> **Exercise instructions**:
Reproduce the records below in full and without edits, omitting images.

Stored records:
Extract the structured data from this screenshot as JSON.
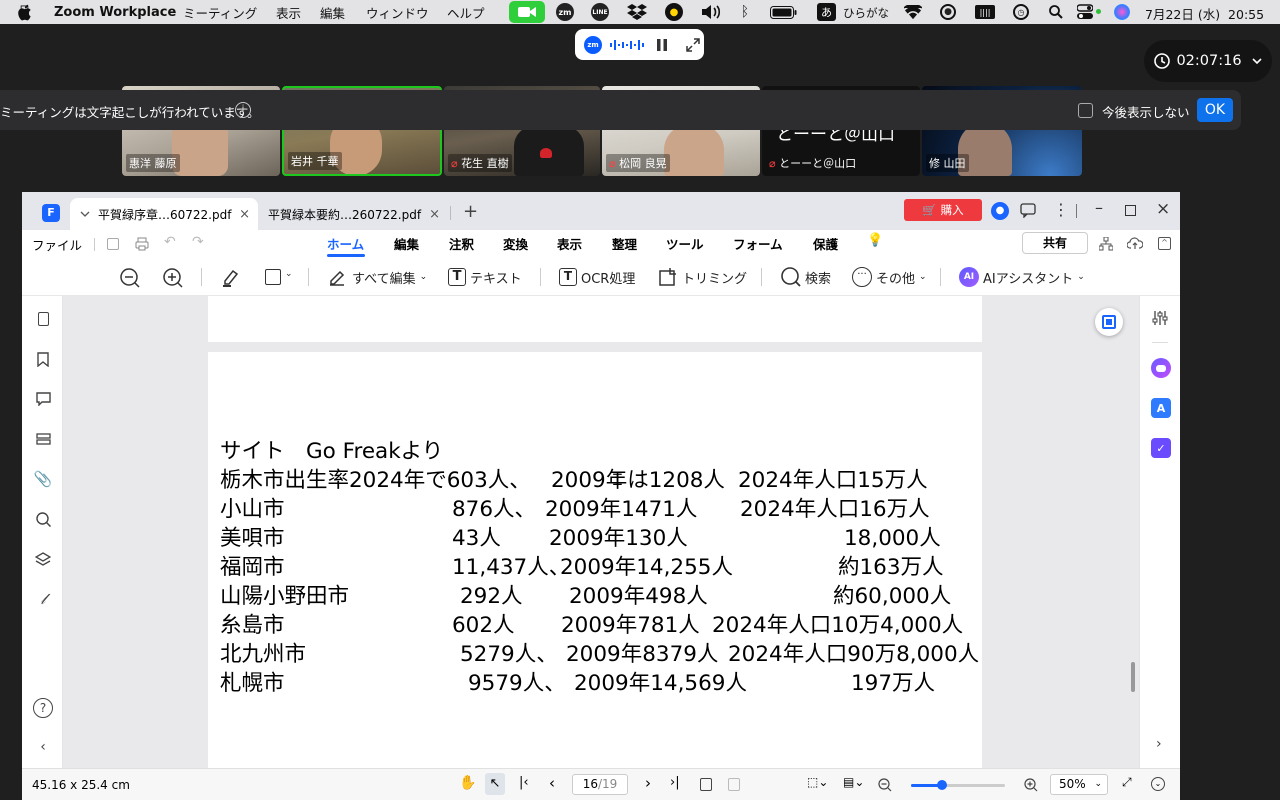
{
  "menubar": {
    "app_name": "Zoom Workplace",
    "menus": [
      "ミーティング",
      "表示",
      "編集",
      "ウィンドウ",
      "ヘルプ"
    ],
    "input_method": "ひらがな",
    "input_method_badge": "あ",
    "datetime": "7月22日 (水)  20:55"
  },
  "zoom": {
    "timer": "02:07:16",
    "transcript_notice": "ミーティングは文字起こしが行われています。",
    "dont_show_label": "今後表示しない",
    "ok_label": "OK",
    "participants": [
      {
        "name": "惠洋 藤原",
        "muted": false
      },
      {
        "name": "岩井 千華",
        "muted": false
      },
      {
        "name": "花生 直樹",
        "muted": true
      },
      {
        "name": "松岡 良晃",
        "muted": true
      },
      {
        "name": "とーーと＠山口",
        "muted": true
      },
      {
        "name": "修 山田",
        "muted": false
      }
    ],
    "tile_big_text": "とーーと＠山口"
  },
  "pdf": {
    "tabs": [
      {
        "title": "平賀緑序章…60722.pdf",
        "active": true
      },
      {
        "title": "平賀緑本要約…260722.pdf",
        "active": false
      }
    ],
    "buy_label": "購入",
    "file_menu": "ファイル",
    "ribbon_tabs": [
      "ホーム",
      "編集",
      "注釈",
      "変換",
      "表示",
      "整理",
      "ツール",
      "フォーム",
      "保護"
    ],
    "share_label": "共有",
    "tools": {
      "edit_all": "すべて編集",
      "text": "テキスト",
      "ocr": "OCR処理",
      "trim": "トリミング",
      "search": "検索",
      "more": "その他",
      "ai": "AIアシスタント"
    },
    "content": {
      "title": "サイト　Go Freakより",
      "rows": [
        {
          "city": "栃木市出生率2024年で603人、",
          "y2009": "2009年は1208人",
          "pop": "2024年人口15万人"
        },
        {
          "city": "小山市",
          "births": "876人、",
          "y2009": "2009年1471人",
          "pop": "2024年人口16万人"
        },
        {
          "city": "美唄市",
          "births": "43人",
          "y2009": "2009年130人",
          "pop": "18,000人"
        },
        {
          "city": "福岡市",
          "births": "11,437人、",
          "y2009": "2009年14,255人",
          "pop": "約163万人"
        },
        {
          "city": "山陽小野田市",
          "births": "292人",
          "y2009": "2009年498人",
          "pop": "約60,000人"
        },
        {
          "city": "糸島市",
          "births": "602人",
          "y2009": "2009年781人",
          "pop": "2024年人口10万4,000人"
        },
        {
          "city": "北九州市",
          "births": "5279人、",
          "y2009": "2009年8379人",
          "pop": "2024年人口90万8,000人"
        },
        {
          "city": "札幌市",
          "births": "9579人、",
          "y2009": "2009年14,569人",
          "pop": "197万人"
        }
      ]
    },
    "status": {
      "page_size": "45.16 x 25.4 cm",
      "current_page": "16",
      "total_pages": "/19",
      "zoom": "50%",
      "zoom_fraction": 0.33
    }
  }
}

> **Output of the exercise**:
Extract the structured data from this screenshot as JSON.
{
  "menubar": {
    "app_name": "Zoom Workplace",
    "menus": [
      "ミーティング",
      "表示",
      "編集",
      "ウィンドウ",
      "ヘルプ"
    ],
    "input_method": "ひらがな",
    "input_method_badge": "あ",
    "datetime": "7月22日 (水)  20:55"
  },
  "zoom": {
    "timer": "02:07:16",
    "transcript_notice": "ミーティングは文字起こしが行われています。",
    "dont_show_label": "今後表示しない",
    "ok_label": "OK",
    "participants": [
      {
        "name": "惠洋 藤原",
        "muted": false
      },
      {
        "name": "岩井 千華",
        "muted": false
      },
      {
        "name": "花生 直樹",
        "muted": true
      },
      {
        "name": "松岡 良晃",
        "muted": true
      },
      {
        "name": "とーーと＠山口",
        "muted": true
      },
      {
        "name": "修 山田",
        "muted": false
      }
    ],
    "tile_big_text": "とーーと＠山口"
  },
  "pdf": {
    "tabs": [
      {
        "title": "平賀緑序章…60722.pdf",
        "active": true
      },
      {
        "title": "平賀緑本要約…260722.pdf",
        "active": false
      }
    ],
    "buy_label": "購入",
    "file_menu": "ファイル",
    "ribbon_tabs": [
      "ホーム",
      "編集",
      "注釈",
      "変換",
      "表示",
      "整理",
      "ツール",
      "フォーム",
      "保護"
    ],
    "share_label": "共有",
    "tools": {
      "edit_all": "すべて編集",
      "text": "テキスト",
      "ocr": "OCR処理",
      "trim": "トリミング",
      "search": "検索",
      "more": "その他",
      "ai": "AIアシスタント"
    },
    "content": {
      "title": "サイト　Go Freakより",
      "rows": [
        {
          "city": "栃木市出生率2024年で603人、",
          "y2009": "2009年は1208人",
          "pop": "2024年人口15万人"
        },
        {
          "city": "小山市",
          "births": "876人、",
          "y2009": "2009年1471人",
          "pop": "2024年人口16万人"
        },
        {
          "city": "美唄市",
          "births": "43人",
          "y2009": "2009年130人",
          "pop": "18,000人"
        },
        {
          "city": "福岡市",
          "births": "11,437人、",
          "y2009": "2009年14,255人",
          "pop": "約163万人"
        },
        {
          "city": "山陽小野田市",
          "births": "292人",
          "y2009": "2009年498人",
          "pop": "約60,000人"
        },
        {
          "city": "糸島市",
          "births": "602人",
          "y2009": "2009年781人",
          "pop": "2024年人口10万4,000人"
        },
        {
          "city": "北九州市",
          "births": "5279人、",
          "y2009": "2009年8379人",
          "pop": "2024年人口90万8,000人"
        },
        {
          "city": "札幌市",
          "births": "9579人、",
          "y2009": "2009年14,569人",
          "pop": "197万人"
        }
      ]
    },
    "status": {
      "page_size": "45.16 x 25.4 cm",
      "current_page": "16",
      "total_pages": "/19",
      "zoom": "50%",
      "zoom_fraction": 0.33
    }
  }
}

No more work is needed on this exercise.